The parable of Jesus points beyond the inter-personal. We are all somewhat familiar with the issue of third world debt and calls for debt-forgiveness. Often these huge debts are incurred by corrupt governments either as means of self-enrichment or for military defence – a defence, sometimes, to safeguard them against their own people. The repayment of these debts, often enforced on legitimate successor governments, comes at the expense of social services for their own people, services such as sanitation, health, education and housing. Our near neighbour Indonesia is a case in point. It has a foreign debt, largely incurred under the Suharto regime, strongly supported by governments of this country for so long, of $US141 billion, representing one third of its annual Gross Domestic Production. Indonesia is forced to repay $US20 billion each year in servicing the debt. In comparison only $1.5 billion is spent on health. This debt-repayment is forced on a country with the third highest level of tuberculosis in the world, and where 100 million people live on less than $2 per day. The Jubilee movement, the name coming from a biblical principle of debt-forgiveness (seven times seven years, plus one), has been working, often successfully, to have governments implement fairer policies in respect of debt. Economically, then, we might learn something more of forgiveness and love.

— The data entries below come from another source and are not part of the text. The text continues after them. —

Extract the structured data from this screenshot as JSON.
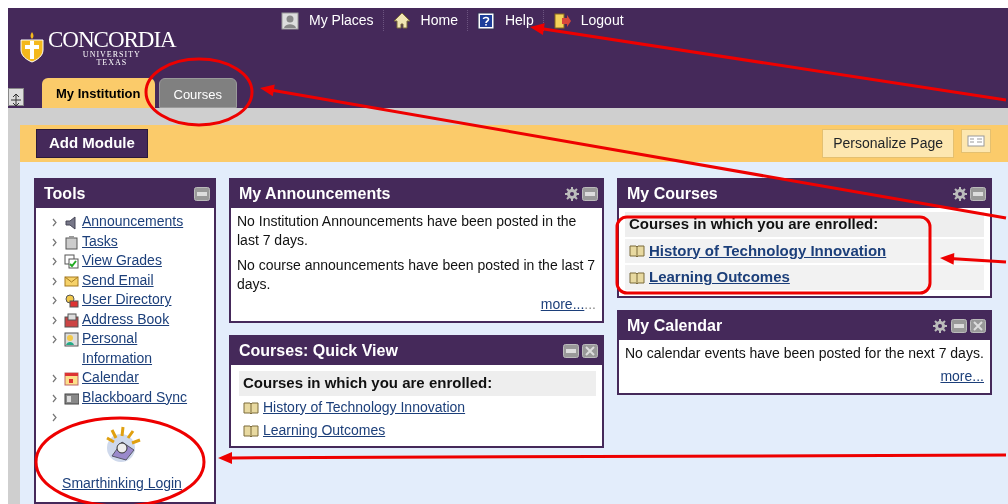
{
  "top_nav": [
    {
      "label": "My Places"
    },
    {
      "label": "Home"
    },
    {
      "label": "Help"
    },
    {
      "label": "Logout"
    }
  ],
  "logo": {
    "name": "CONCORDIA",
    "line_2": "UNIVERSITY",
    "line_3": "TEXAS"
  },
  "tabs": [
    {
      "label": "My Institution",
      "selected": true
    },
    {
      "label": "Courses",
      "selected": false
    }
  ],
  "toolbar": {
    "add_module": "Add Module",
    "personalize": "Personalize Page"
  },
  "tools": {
    "title": "Tools",
    "settings": false,
    "closable": false,
    "items": [
      {
        "label": "Announcements"
      },
      {
        "label": "Tasks"
      },
      {
        "label": "View Grades"
      },
      {
        "label": "Send Email"
      },
      {
        "label": "User Directory"
      },
      {
        "label": "Address Book"
      },
      {
        "label": "Personal Information"
      },
      {
        "label": "Calendar"
      },
      {
        "label": "Blackboard Sync"
      }
    ],
    "smarthinking": "Smarthinking Login"
  },
  "announcements": {
    "title": "My Announcements",
    "settings": true,
    "closable": false,
    "paragraphs": [
      "No Institution Announcements have been posted in the last 7 days.",
      "No course announcements have been posted in the last 7 days."
    ],
    "more": "more...",
    "more_tail": "..."
  },
  "quick_view": {
    "title": "Courses: Quick View",
    "settings": false,
    "closable": true,
    "heading": "Courses in which you are enrolled:",
    "courses": [
      "History of Technology Innovation",
      "Learning Outcomes"
    ]
  },
  "my_courses": {
    "title": "My Courses",
    "settings": true,
    "closable": false,
    "heading": "Courses in which you are enrolled:",
    "courses": [
      "History of Technology Innovation",
      "Learning Outcomes"
    ]
  },
  "calendar": {
    "title": "My Calendar",
    "settings": true,
    "closable": true,
    "text": "No calendar events have been posted for the next 7 days.",
    "more": "more..."
  }
}
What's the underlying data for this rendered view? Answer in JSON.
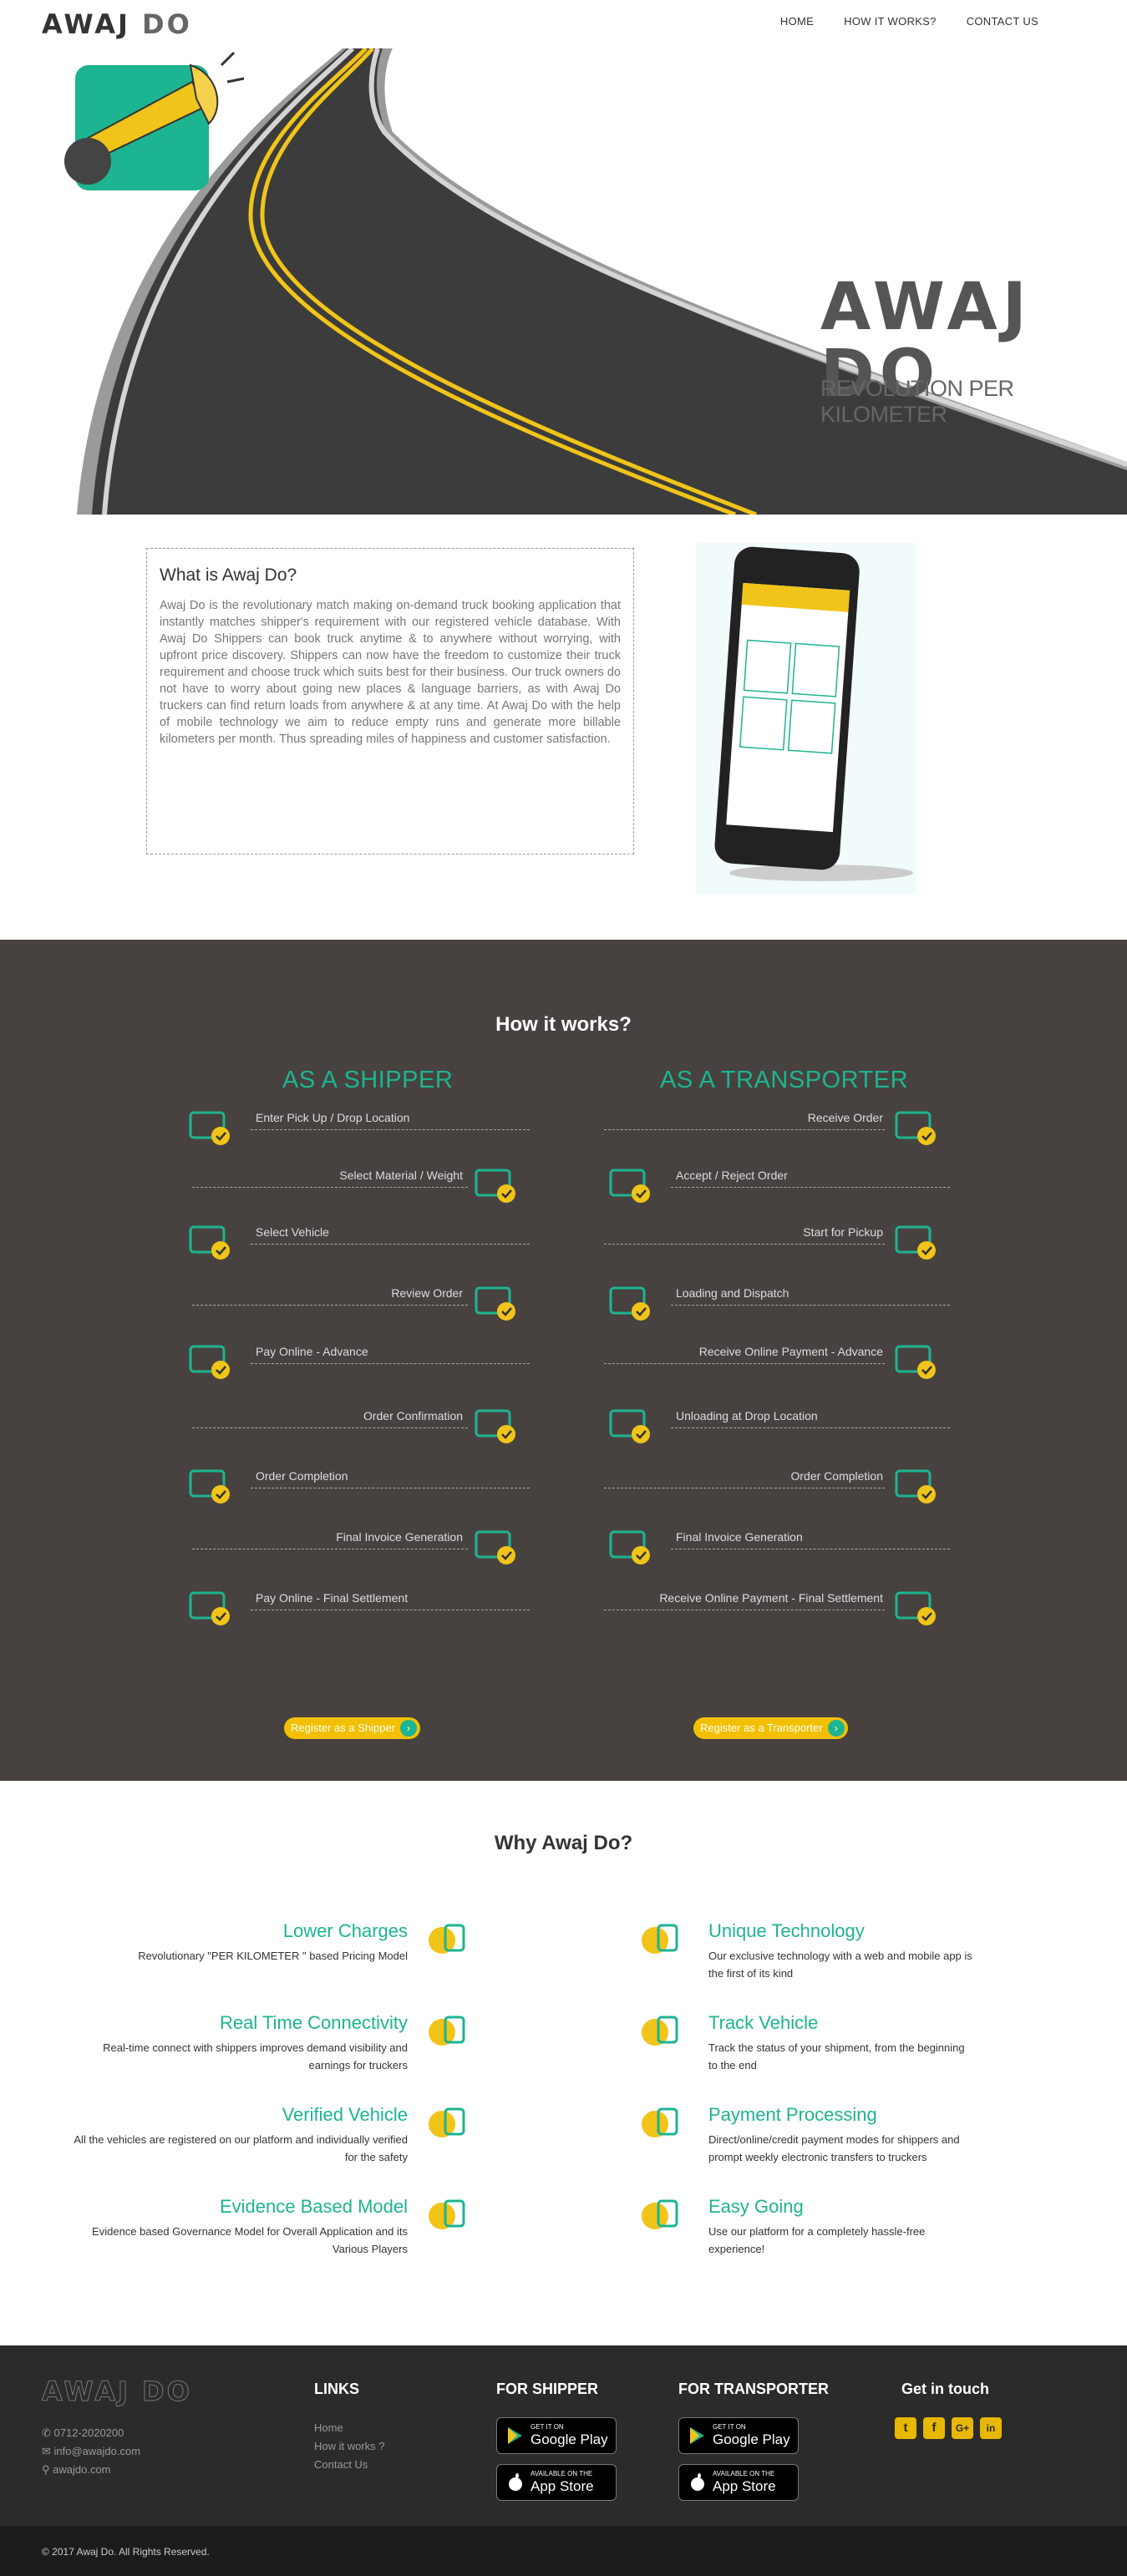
{
  "header": {
    "logo_a": "AWAJ",
    "logo_b": "DO",
    "nav": [
      "HOME",
      "HOW IT WORKS?",
      "CONTACT US"
    ]
  },
  "hero": {
    "brand_name": "AWAJ DO",
    "tagline": "REVOLUTION PER KILOMETER"
  },
  "about": {
    "title": "What is Awaj Do?",
    "body": "Awaj Do is the revolutionary match making on-demand truck booking application that instantly matches shipper's requirement with our registered vehicle database. With Awaj Do Shippers can book truck anytime & to anywhere without worrying, with upfront price discovery. Shippers can now have the freedom to customize their truck requirement and choose truck which suits best for their business. Our truck owners do not have to worry about going new places & language barriers, as with Awaj Do truckers can find return loads from anywhere & at any time. At Awaj Do with the help of mobile technology we aim to reduce empty runs and generate more billable kilometers per month. Thus spreading miles of happiness and customer satisfaction."
  },
  "how": {
    "title": "How it works?",
    "shipper_title": "AS A SHIPPER",
    "transporter_title": "AS A TRANSPORTER",
    "shipper_steps": [
      {
        "label": "Enter Pick Up / Drop Location",
        "icon": "location-truck-icon"
      },
      {
        "label": "Select Material / Weight",
        "icon": "weighing-scale-icon"
      },
      {
        "label": "Select Vehicle",
        "icon": "trucks-icon"
      },
      {
        "label": "Review Order",
        "icon": "cart-check-icon"
      },
      {
        "label": "Pay Online - Advance",
        "icon": "card-payment-icon"
      },
      {
        "label": "Order Confirmation",
        "icon": "handshake-icon"
      },
      {
        "label": "Order Completion",
        "icon": "document-check-icon"
      },
      {
        "label": "Final Invoice Generation",
        "icon": "invoice-monitor-icon"
      },
      {
        "label": "Pay Online - Final Settlement",
        "icon": "mobile-transfer-icon"
      }
    ],
    "transporter_steps": [
      {
        "label": "Receive Order",
        "icon": "box-check-icon"
      },
      {
        "label": "Accept / Reject Order",
        "icon": "boxes-accept-reject-icon"
      },
      {
        "label": "Start for Pickup",
        "icon": "flag-truck-icon"
      },
      {
        "label": "Loading and Dispatch",
        "icon": "moving-truck-icon"
      },
      {
        "label": "Receive Online Payment - Advance",
        "icon": "monitor-payment-icon"
      },
      {
        "label": "Unloading at Drop Location",
        "icon": "unloading-truck-icon"
      },
      {
        "label": "Order Completion",
        "icon": "document-check-icon"
      },
      {
        "label": "Final Invoice Generation",
        "icon": "invoice-monitor-icon"
      },
      {
        "label": "Receive Online Payment - Final Settlement",
        "icon": "mobile-transfer-icon"
      }
    ],
    "register_shipper": "Register as a Shipper",
    "register_transporter": "Register as a Transporter"
  },
  "why": {
    "title": "Why Awaj Do?",
    "features": [
      {
        "title": "Lower Charges",
        "text": "Revolutionary \"PER KILOMETER \" based Pricing Model",
        "icon": "money-hand-icon"
      },
      {
        "title": "Unique Technology",
        "text": "Our exclusive technology with a web and mobile app is the first of its kind",
        "icon": "gears-icon"
      },
      {
        "title": "Real Time Connectivity",
        "text": "Real-time connect with shippers improves demand visibility and earnings for truckers",
        "icon": "mobile-touch-icon"
      },
      {
        "title": "Track Vehicle",
        "text": "Track the status of your shipment, from the beginning to the end",
        "icon": "pin-truck-icon"
      },
      {
        "title": "Verified Vehicle",
        "text": "All the vehicles are registered on our platform and individually verified for the safety",
        "icon": "shield-check-icon"
      },
      {
        "title": "Payment Processing",
        "text": "Direct/online/credit payment modes for shippers and prompt weekly electronic transfers to truckers",
        "icon": "credit-card-icon"
      },
      {
        "title": "Evidence Based Model",
        "text": "Evidence based Governance Model for Overall Application and its Various Players",
        "icon": "magnifier-eye-icon"
      },
      {
        "title": "Easy Going",
        "text": "Use our platform for a completely hassle-free experience!",
        "icon": "thumbs-up-icon"
      }
    ]
  },
  "footer": {
    "logo": "AWAJ DO",
    "phone": "0712-2020200",
    "email": "info@awajdo.com",
    "site": "awajdo.com",
    "links_title": "LINKS",
    "links": [
      "Home",
      "How it works ?",
      "Contact Us"
    ],
    "shipper_title": "FOR SHIPPER",
    "transporter_title": "FOR TRANSPORTER",
    "touch_title": "Get in touch",
    "gplay_small": "GET IT ON",
    "gplay_big": "Google Play",
    "appstore_small": "Available on the",
    "appstore_big": "App Store",
    "copyright": "© 2017 Awaj Do. All Rights Reserved."
  },
  "colors": {
    "accent": "#1db491",
    "yellow": "#f2c000",
    "dark": "#47423f"
  }
}
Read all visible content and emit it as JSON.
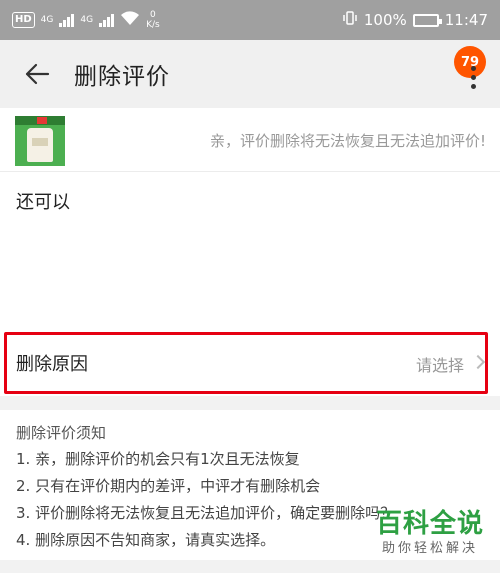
{
  "status_bar": {
    "hd_label": "HD",
    "signal1_label": "4G",
    "signal2_label": "4G",
    "speed_value": "0",
    "speed_unit": "K/s",
    "battery_text": "100%",
    "time": "11:47"
  },
  "header": {
    "title": "删除评价",
    "back_icon": "arrow-left-icon",
    "more_icon": "more-vertical-icon",
    "message_count": "79"
  },
  "product": {
    "notice": "亲，评价删除将无法恢复且无法追加评价!"
  },
  "review": {
    "text": "还可以"
  },
  "delete_reason": {
    "label": "删除原因",
    "placeholder": "请选择",
    "chevron_icon": "chevron-right-icon",
    "highlight_color": "#e60012"
  },
  "rules": {
    "title": "删除评价须知",
    "items": [
      "1. 亲，删除评价的机会只有1次且无法恢复",
      "2. 只有在评价期内的差评，中评才有删除机会",
      "3. 评价删除将无法恢复且无法追加评价，确定要删除吗？",
      "4. 删除原因不告知商家，请真实选择。"
    ]
  },
  "watermark": {
    "title": "百科全说",
    "subtitle": "助你轻松解决"
  }
}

And economic devastation, often accompanied by violence, forces people on the road. Today, some 35 million refugees have been forced to flee their homelands, while as many again are “displaced” in their own lands. We know of the “xenophobic”and “irresponsible/illegal”policies of present and past governments in respect of refugees; “boat people” in particular; and to our shame, distressed children. In such policies and the widespread support of them, we have become a less gracious nation, a more calculating and suspicious people; we have excluded ourselves from a Spirit of Love – the humane and humanising flow of trust, hospitality and good will. Of the 71 countries that take refugees, Australia ranks 38th on a per head basis – behind Kazakhstan, Guinea, Djibouti and Syria. Being a signatory to the UNHCR’s Refugee Convention (1951) commits us, not without risk, to a kind of “for-giving”; to a giving first. To rediscover our own humanity we must, like Peter, learn again what this means.

If forgiveness is about living in the Spirit of a love that gives first, how are you, in the words of the psalmist,“set free”? For what or for whom are you “set free”?Amen.